Statutory Penalty Claims
Service of document requests on Plan Administrator’s attorney is sufficient for document penalty claim. Ctr. for Restorative Breast Surgery, L.L.C. v. Humana Health Benefit Plan of Louisiana, Inc., No. CIV.A. 10-4346, 2015 WL 5822656 (E.D. La. Oct. 6, 2015) (Judge Eldon E. Fallon). The court denied dismissal of Plaintiffs’ ERISA 502(c) claims against Humana, where its attorney indicated that he would accept personal service of document requests. The court found that if the attorney indicated that he would accept personal service of document requests on behalf of Humana, Humana was effectively served for purposes of ERISA section 502(c) based on principles of agency law. Further, the attorney did not inform Plaintiffs that he was not an appropriate representative of Humana’s document requests until three years after Plaintiffs filed their first document request with the attorney. The court found it disingenuous, at best, for Humana to assert that a response by counsel years after the Plaintiffs’ first request for documents could possibly be considered timely.
Withdrawal Liability & Unpaid Benefit Contributions
Default judgment granted against Defendants for unpaid required contributions to benefit funds. Trustees of Sheet Metal Workers’ Int’l Ass’n Local Union No. 28 Ben. Funds v. Maximum Metal Mfrs., Inc., No. 14-CV-2890 JLC, 2015 WL 5771853 (S.D.N.Y. Oct. 2, 2015) (Judge James L. Cott). The court found Defendants Maximum, Maynard, and Smith jointly and severally liable for their violations of Sections 515, 404(a), and 406(a) of ERISA and awarded (1) $122,574.05 in unpaid fringe benefit contributions; (2) $41,661.40 in interest; (3) $3,260.00 in attorneys’ fees and (4) $480.00 in court costs for a total of $167,975.45.

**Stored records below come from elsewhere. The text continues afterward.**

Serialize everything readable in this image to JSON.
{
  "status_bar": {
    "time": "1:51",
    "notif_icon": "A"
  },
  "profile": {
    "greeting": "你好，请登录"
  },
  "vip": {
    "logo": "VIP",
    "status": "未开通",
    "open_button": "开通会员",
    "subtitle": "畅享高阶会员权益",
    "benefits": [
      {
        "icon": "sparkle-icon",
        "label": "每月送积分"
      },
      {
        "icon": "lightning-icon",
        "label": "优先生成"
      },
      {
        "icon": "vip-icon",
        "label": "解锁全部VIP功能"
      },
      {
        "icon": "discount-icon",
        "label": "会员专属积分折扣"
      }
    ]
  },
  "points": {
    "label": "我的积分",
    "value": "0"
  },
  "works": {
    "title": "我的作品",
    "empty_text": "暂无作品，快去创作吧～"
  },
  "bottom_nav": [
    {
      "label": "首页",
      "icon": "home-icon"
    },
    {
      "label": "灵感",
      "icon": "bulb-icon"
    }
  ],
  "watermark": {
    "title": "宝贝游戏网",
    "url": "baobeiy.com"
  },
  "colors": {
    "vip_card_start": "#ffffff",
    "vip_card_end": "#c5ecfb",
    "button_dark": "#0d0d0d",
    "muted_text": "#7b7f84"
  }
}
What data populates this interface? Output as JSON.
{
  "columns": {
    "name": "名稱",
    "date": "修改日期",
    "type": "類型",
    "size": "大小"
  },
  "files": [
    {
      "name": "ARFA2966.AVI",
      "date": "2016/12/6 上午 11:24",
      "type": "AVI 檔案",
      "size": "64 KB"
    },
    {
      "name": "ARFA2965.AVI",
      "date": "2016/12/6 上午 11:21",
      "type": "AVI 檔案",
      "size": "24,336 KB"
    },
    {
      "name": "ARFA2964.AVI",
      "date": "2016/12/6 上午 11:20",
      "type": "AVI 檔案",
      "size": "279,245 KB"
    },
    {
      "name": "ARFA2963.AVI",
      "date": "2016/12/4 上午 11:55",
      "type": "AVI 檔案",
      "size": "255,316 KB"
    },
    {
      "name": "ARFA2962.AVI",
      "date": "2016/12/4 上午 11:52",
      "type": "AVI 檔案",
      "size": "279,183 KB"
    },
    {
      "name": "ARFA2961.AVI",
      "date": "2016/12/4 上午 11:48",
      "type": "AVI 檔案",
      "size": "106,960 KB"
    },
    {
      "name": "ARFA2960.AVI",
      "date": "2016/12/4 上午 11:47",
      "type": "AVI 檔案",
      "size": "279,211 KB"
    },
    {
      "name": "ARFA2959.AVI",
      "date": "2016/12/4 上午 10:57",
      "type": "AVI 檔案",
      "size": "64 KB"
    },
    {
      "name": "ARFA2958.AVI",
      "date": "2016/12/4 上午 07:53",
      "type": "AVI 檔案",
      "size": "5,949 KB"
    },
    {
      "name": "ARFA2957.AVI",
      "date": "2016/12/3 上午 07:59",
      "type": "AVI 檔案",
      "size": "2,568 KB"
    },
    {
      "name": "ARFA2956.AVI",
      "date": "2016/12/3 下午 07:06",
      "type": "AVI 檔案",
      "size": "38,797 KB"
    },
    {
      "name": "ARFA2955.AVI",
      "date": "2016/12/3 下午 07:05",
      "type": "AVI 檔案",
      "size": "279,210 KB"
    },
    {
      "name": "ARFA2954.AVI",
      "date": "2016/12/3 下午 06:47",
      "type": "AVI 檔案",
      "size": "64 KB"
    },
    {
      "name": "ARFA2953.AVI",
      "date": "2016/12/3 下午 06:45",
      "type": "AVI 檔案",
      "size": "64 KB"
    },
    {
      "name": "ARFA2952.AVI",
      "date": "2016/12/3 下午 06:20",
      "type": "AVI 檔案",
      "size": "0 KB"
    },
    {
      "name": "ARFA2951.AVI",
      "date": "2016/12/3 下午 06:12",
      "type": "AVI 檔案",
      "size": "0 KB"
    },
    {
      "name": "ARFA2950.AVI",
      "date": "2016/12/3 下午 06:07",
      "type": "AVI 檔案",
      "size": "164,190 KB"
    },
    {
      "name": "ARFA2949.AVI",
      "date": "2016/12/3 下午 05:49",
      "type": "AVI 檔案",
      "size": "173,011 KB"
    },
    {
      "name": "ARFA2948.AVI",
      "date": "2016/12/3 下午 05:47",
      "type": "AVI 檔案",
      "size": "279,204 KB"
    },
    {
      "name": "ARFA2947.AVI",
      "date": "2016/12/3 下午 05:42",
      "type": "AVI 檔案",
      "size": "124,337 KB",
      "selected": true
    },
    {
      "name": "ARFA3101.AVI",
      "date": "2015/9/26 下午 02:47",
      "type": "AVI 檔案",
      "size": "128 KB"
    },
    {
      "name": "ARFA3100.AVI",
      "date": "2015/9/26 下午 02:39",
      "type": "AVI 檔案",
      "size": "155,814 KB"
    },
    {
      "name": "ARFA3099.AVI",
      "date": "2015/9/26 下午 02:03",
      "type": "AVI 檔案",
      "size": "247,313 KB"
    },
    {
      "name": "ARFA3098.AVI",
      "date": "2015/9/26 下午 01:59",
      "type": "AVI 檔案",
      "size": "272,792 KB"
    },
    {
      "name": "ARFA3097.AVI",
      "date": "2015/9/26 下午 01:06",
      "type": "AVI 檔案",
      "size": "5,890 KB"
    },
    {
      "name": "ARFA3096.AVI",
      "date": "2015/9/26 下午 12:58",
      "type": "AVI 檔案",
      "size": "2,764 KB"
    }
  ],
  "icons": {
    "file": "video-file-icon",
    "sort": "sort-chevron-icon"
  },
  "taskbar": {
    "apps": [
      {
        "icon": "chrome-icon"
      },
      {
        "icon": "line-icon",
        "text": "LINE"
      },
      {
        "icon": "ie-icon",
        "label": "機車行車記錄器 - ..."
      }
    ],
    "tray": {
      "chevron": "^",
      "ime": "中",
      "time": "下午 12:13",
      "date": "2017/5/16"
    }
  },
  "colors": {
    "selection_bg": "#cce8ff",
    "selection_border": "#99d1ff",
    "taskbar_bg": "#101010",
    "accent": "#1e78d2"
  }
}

* Please note that these are only case summaries of decisions as they are reported and do not constitute legal advice. These summaries are not updated to note any subsequent change in status, including whether a decision is reconsidered or vacated. The cases reported above were handled by other law firms but if you have questions about how the developing law impacts your ERISA benefit claim, the attorneys at Kantor & Kantor LLP may be able to advise you so please contact us. Case summaries authored by Michelle L. Roberts, Partner, Kantor & Kantor LLP, 1050 Marina Village Pkwy., Ste. 105, Alameda, CA 94501; Tel: 510-992-6130.